As a Boston-area criminal defense attorney, I face many “There but for the grace of G-d go I” moments. As I have often discussed in these postings, I am constantly presented with lives that have been ruined by very bad moments. Such moments can change an otherwise on-track life into something of a living nightmare. Some people choose such moments on a regular basis. For others, dealing with the debris of one such moment is enough to last a life-time.
Last week, I side-stepped one such moment.
I was appearing on a murder case at Suffolk Superior Court which involved a shooting. As it turned out, the next door session had a murder trial of its own in which the jury was deliberating. Ironically, the subject matter of that case was related to my case. I waited awhile in case the verdict came, but it did not.
It came the next day instead. I wasn’t there, but I learned in the papers that the verdicts were guilty. But, as it turned out, the verdicts were the least of the excitement the court experienced.
Moments after the defendants were denounced by the deceased’s family for their “animalistic” actions in a victim impact statement, the courtroom exploded into a melee between said victims and families of the four men convicted of murdering the 16-year-old on a Dorchester street in 2007.
After being given the mandatory sentence for second-degree murder (life with the possibility of parole after serving 15 years) one of the convicted lads protested his innocence,
The clerk then announced that the men were sentenced to prison for their “natural life.”
One of the defendants’ relatives shouted out, “What do you mean ‘natural life?’ ”
Another stood up crying, saying, “I love my baby,” then told the victim’s relatives, “Your people shot one of our people.”
The shouting led to slapping, led to punching, led to kicking, led to…well, you get the picture.
About a dozen court officers rushed into the melee, trying to separate the battling families.

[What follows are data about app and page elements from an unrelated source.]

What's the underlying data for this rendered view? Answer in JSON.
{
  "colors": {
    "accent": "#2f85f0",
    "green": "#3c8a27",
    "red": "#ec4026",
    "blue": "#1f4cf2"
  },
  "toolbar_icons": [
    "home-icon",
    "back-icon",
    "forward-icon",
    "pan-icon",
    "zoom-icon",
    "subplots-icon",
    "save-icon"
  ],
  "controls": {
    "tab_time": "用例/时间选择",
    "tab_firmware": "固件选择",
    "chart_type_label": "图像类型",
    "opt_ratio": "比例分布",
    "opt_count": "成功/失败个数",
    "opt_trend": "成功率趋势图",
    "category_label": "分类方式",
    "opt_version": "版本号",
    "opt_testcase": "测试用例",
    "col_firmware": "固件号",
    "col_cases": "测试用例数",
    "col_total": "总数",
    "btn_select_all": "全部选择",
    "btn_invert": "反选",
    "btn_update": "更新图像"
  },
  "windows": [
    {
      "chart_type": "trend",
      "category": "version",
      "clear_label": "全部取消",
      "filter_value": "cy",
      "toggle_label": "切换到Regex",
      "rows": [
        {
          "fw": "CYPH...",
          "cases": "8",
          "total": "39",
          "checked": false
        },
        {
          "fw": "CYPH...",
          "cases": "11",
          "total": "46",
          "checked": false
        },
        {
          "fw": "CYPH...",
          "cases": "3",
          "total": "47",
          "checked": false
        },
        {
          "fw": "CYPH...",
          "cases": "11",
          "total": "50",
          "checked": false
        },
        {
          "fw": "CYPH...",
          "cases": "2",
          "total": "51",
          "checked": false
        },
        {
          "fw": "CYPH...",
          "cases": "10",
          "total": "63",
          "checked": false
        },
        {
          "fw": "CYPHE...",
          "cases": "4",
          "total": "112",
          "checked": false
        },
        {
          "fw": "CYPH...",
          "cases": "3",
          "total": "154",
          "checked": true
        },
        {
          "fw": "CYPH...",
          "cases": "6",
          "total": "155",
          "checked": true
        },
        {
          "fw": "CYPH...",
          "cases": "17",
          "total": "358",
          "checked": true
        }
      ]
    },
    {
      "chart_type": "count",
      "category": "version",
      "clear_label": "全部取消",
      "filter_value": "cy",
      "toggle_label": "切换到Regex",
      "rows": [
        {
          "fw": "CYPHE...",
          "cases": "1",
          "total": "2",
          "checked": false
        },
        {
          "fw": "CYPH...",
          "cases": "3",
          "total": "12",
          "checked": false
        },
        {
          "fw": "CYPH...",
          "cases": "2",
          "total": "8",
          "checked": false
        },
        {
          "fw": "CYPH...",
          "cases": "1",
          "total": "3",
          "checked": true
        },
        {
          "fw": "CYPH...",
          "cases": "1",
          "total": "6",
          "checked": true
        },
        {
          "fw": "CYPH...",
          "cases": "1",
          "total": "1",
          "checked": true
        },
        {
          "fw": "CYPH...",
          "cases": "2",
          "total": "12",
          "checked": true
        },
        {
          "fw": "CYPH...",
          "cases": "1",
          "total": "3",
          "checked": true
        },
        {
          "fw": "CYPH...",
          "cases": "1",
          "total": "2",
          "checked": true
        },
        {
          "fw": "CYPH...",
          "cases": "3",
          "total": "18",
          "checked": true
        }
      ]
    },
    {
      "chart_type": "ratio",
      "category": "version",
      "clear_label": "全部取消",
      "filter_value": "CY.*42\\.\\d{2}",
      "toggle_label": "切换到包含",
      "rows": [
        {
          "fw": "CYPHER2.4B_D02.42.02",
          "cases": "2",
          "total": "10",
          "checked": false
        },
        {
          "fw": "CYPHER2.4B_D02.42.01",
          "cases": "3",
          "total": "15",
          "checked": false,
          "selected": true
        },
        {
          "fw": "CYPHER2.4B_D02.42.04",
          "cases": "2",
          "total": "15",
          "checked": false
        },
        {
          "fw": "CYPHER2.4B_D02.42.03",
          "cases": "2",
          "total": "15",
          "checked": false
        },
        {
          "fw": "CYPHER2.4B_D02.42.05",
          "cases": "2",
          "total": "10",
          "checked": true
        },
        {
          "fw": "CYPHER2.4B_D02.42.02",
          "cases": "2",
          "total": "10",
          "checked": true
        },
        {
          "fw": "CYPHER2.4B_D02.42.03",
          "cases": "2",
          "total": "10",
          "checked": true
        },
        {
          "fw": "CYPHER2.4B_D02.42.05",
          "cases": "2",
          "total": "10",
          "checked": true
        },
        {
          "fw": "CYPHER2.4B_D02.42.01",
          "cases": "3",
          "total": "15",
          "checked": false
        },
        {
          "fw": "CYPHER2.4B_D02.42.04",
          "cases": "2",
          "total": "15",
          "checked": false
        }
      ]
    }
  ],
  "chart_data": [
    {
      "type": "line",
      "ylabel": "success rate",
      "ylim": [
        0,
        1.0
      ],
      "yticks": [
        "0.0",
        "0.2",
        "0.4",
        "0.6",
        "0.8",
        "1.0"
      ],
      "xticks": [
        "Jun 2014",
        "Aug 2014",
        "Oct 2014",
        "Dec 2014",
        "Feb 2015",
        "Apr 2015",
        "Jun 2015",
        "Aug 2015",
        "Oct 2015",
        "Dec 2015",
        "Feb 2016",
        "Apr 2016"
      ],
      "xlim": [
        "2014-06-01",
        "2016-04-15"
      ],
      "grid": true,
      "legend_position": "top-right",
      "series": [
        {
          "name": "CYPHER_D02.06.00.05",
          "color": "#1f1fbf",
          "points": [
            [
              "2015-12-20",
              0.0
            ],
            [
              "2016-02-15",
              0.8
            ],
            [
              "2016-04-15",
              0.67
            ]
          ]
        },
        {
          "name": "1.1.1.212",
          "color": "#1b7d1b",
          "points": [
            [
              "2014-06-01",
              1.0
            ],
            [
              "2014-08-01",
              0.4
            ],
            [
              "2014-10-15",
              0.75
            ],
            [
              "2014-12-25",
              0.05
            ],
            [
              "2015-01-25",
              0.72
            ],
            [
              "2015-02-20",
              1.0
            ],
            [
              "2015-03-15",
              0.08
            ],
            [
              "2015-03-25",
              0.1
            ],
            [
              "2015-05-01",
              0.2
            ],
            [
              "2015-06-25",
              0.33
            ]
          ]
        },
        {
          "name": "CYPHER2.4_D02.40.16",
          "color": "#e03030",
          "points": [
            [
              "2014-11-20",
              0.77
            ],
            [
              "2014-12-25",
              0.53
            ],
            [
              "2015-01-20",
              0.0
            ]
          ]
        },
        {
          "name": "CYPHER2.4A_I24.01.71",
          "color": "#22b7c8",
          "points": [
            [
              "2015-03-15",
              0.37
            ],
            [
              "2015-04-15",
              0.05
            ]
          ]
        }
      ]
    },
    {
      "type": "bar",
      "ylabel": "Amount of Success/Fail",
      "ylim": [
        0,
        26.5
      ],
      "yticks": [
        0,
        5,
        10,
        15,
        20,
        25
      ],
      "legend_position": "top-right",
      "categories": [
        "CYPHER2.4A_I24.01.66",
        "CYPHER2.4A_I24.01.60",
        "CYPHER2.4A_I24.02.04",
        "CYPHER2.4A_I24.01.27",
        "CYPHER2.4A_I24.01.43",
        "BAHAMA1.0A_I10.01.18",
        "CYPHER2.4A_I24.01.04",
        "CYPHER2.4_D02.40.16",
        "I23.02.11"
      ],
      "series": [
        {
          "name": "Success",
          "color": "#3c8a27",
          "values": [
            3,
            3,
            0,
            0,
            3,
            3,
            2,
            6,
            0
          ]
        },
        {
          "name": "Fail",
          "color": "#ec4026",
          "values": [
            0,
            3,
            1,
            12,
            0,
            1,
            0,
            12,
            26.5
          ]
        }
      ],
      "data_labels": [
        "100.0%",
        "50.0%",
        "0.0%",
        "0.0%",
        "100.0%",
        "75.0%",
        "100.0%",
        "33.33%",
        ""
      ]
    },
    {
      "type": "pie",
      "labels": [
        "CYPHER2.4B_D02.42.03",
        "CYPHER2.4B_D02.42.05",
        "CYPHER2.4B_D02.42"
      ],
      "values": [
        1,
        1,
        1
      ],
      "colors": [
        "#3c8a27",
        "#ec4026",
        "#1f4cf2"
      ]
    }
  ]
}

At least a half-dozen police officers, several of them homicide detectives in suits, also rushed into the fray.
Rather than preventing the sentencing, the fray led to more arrests. For example, one 17-year-old gentleman is said to have lept up from a rear seat in the courtroom, stood on top of the seat backs, and tried to strike the deceased’s relatives. He was wrestled to the ground and charged with disorderly conduct and assault and battery on a public employee.
The court officers and police finally pushed the defendants’ relatives out of the courtroom and into the hallway.
The hallways, never really known for their soothing nature, was the next scene of the violence.
At its peak, about 10 non-court and law enforcement personnel were involved in the chaos.
Fortunately, extra personnel were on hand because officials had feared some kind of outburst in this case in which a young man was stabbed approximately 20 times, as well as beaten, until he was dead.
In a way, this is a fitting sequel to yesterday’s Memorial Day blog. One usually thinks of the streets wherein the dangers to police officers and others involved in the criminal justice system. It also serves as a reminder of a point made in my various bullying blogs.
Namely, the connection between the charges for which the defendants were convicted and the behavior of their families at the difficult moment of sentencing.
Violence, like other relics and traditions, is a thing that tends to get passed down through generations. In short, children learn from behaviors we adults exhibit.
Scenes like this one are thankfully rare. However, they do happen. Seeing a loved one sentence to life, particularly when he claims to be innocent, will tend to raise emotion.
However, acting out on that emotion is not helpful. It not only aggravates the situation and might be used against said loved one during appeals and other potential motions to attack the verdict, but it often leads to new charges. Charges that are taken more seriously than usual.
For example, a disorderly charge for being loud and boisterous on the street is bad enough. A charge for the same action arising out of trying to take a swing at a court officer in court is another.
Finally, due to the serious surroundings, injuries can easily become more serious. There have been stabbings and even shootings resulting from such chaotic scenes. And, to take a more cynical view, an assailant in such circumstances is not terribly likely to succeed and get home in one piece.
Court officers, like police officers, are trained and ever-ready for violent outbursts like this one.
Take it from one who has had a client who refused to get out of his cell to face the judge carried forcefully (dragged) up stairs to the judge and has cross-examined a witness who was later found to have a razor hidden in his mouth.
On the other hand, sometimes, one can simply be present and, simply by acting in self-defense, find oneself charged. Such a case is no less serious than if you actually were guilty. You have to take your representation seriously too. The advice is the same as usual. Consult an experienced criminal defense attorney. Should you wish to consult me, please feel free to call me at 617-492-3000 .
To view the original stories upon which today’s blog was based, please go to http://www.boston.com/news/local/breaking_news/2010/05/courtroom_melee.html and http://www.boston.com/news/local/massachusetts/articles/2010/05/26/fight_breaks_out_in_suffolk_superior_court_after_sentencing/